To prevent further outbreaks of acne and to simply maintain healthy skin, consider following a few simple guidelines below.

To maintain healthy skin:

  • Follow your acne treatment plan as directed. Take your acne medication as prescribed and be patient with your results. Find out how much time it should take for your acne treatment to work (generally 6-8 weeks) and then stick with it. Stopping treatment early may prevent you from seeing good results or even cause a relapse of symptoms. Keep in mind that your skin may look worse before it begins to improve. After your acne clears, your doctor may recommend that you continue therapy with a topical retinoid to keep it under control.
  • Clean your skin gently. Use a gentle, non-abrasive skin cleanser that does not contain alcohol. Wash your face or other acne-prone area twice a day, and pat skin dry. Use lukewarm (not hot) water. Harsh cleansers and astringents can actually worsen acne. Perspiration, especially when wearing a hat or helmet, can make acne worse, so the skin should be gently cleansed soon after sweating.
  • Shampoo regularly. Those with oily hair should consider washing their hair daily.
  • Limit sun exposure. At best, tanning may hide acne. At worst, sun exposure can lead to skin damage, especially if you are using an acne treatment that makes your skin more sensitive to sunlight and UV rays (this includes tanning booths).
  • Choose cosmetics with care.  Choose non-greasy skin products, and look for words like "non-comedogenic, "oil-free" and &"water-based." Some facial products contain active acne-fighting ingredients, such as benzoyl peroxide or salicylic acid, to help keep mild acne at bay.

Things to avoid:

  • Picking, popping, and squeezing acne. Picking and popping pimples can irritate the skin and make acne worse. These also prolong healing time and increase the risk of scarring.
  • Touching the skin throughout the day.
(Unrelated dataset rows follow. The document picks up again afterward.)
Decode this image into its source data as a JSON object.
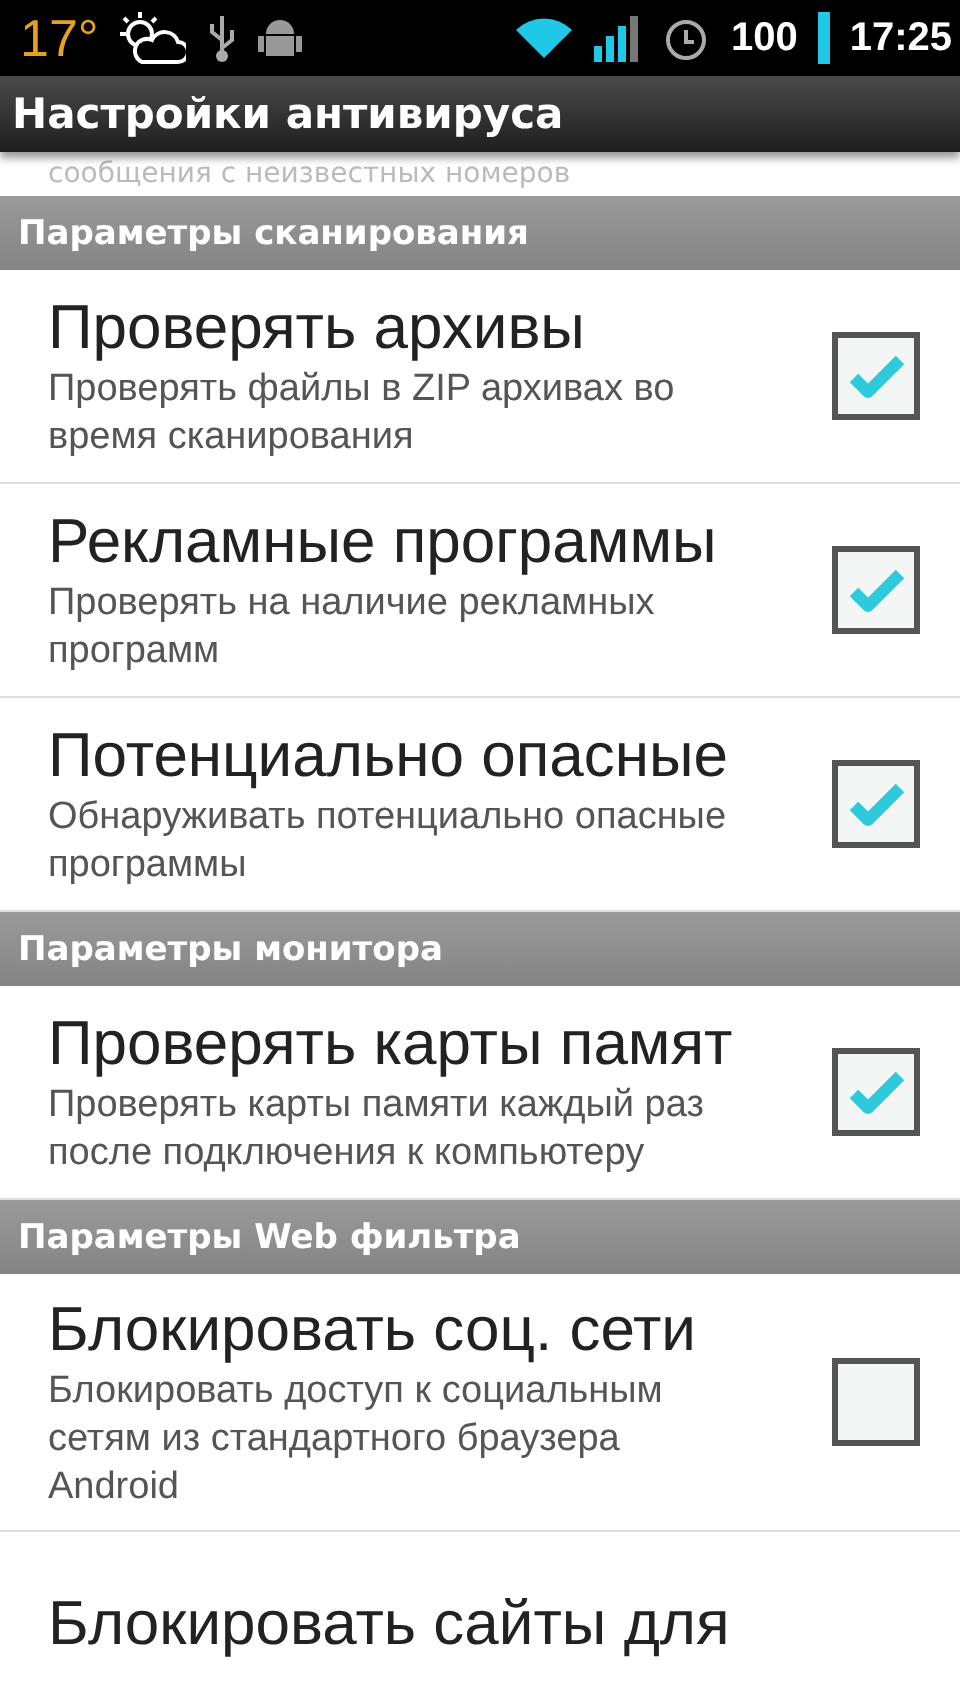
{
  "status_bar": {
    "temperature": "17°",
    "battery": "100",
    "time": "17:25"
  },
  "title_bar": {
    "title": "Настройки антивируса"
  },
  "partial_item": {
    "summary": "сообщения с неизвестных номеров"
  },
  "sections": [
    {
      "header": "Параметры сканирования",
      "items": [
        {
          "title": "Проверять архивы",
          "summary": "Проверять файлы в ZIP архивах во время сканирования",
          "checked": true
        },
        {
          "title": "Рекламные программы",
          "summary": "Проверять на наличие рекламных программ",
          "checked": true
        },
        {
          "title": "Потенциально опасные",
          "summary": "Обнаруживать потенциально опасные программы",
          "checked": true
        }
      ]
    },
    {
      "header": "Параметры монитора",
      "items": [
        {
          "title": "Проверять карты памят",
          "summary": "Проверять карты памяти каждый раз после подключения к компьютеру",
          "checked": true
        }
      ]
    },
    {
      "header": "Параметры Web фильтра",
      "items": [
        {
          "title": "Блокировать соц. сети",
          "summary": "Блокировать доступ к социальным сетям из стандартного браузера Android",
          "checked": false
        },
        {
          "title": "Блокировать сайты для"
        }
      ]
    }
  ]
}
Avoid touching acne prone areas with your hands.
  • Astringents, masks, toners, and exfoliators that contain scrubbing particles. Unless one of these products contains an ingredient used to treat acne, such as salicylic acid, these products do not help clear acne. In fact, these products tend to irritate the skin and make acne worse. These products also may make it more difficult to tolerate prescription acne medications.
  • Greasy hair-care products. Hair-care products, such as pomades and oil-containing gels, can drip onto the skin and clog pores. This can result in worsening acne.
  • Skin care products that contain oil. Many skin care products from makeup to sunscreen contain oil. Oil can clog pores and lead to breakouts. Look for products that say oil-free or noncomedogenic.
  • Rubbing alcohol. Some people apply rubbing alcohol in order to dry out the oily skin. This will not help clear acne nor prevent breakouts. In fact, it can irritate the skin and result in acne breakouts.
  • Tanning. Some people claim that their acne clears with sun exposure. The truth is tanning can be very damaging to the skin. IIf you are using a prescription acne medication, you must protect your skin from the sun. These acne medications cause the top layer of your skin to become more sensitive to ultraviolet (UV) light from the sun and prescription acne medications devices.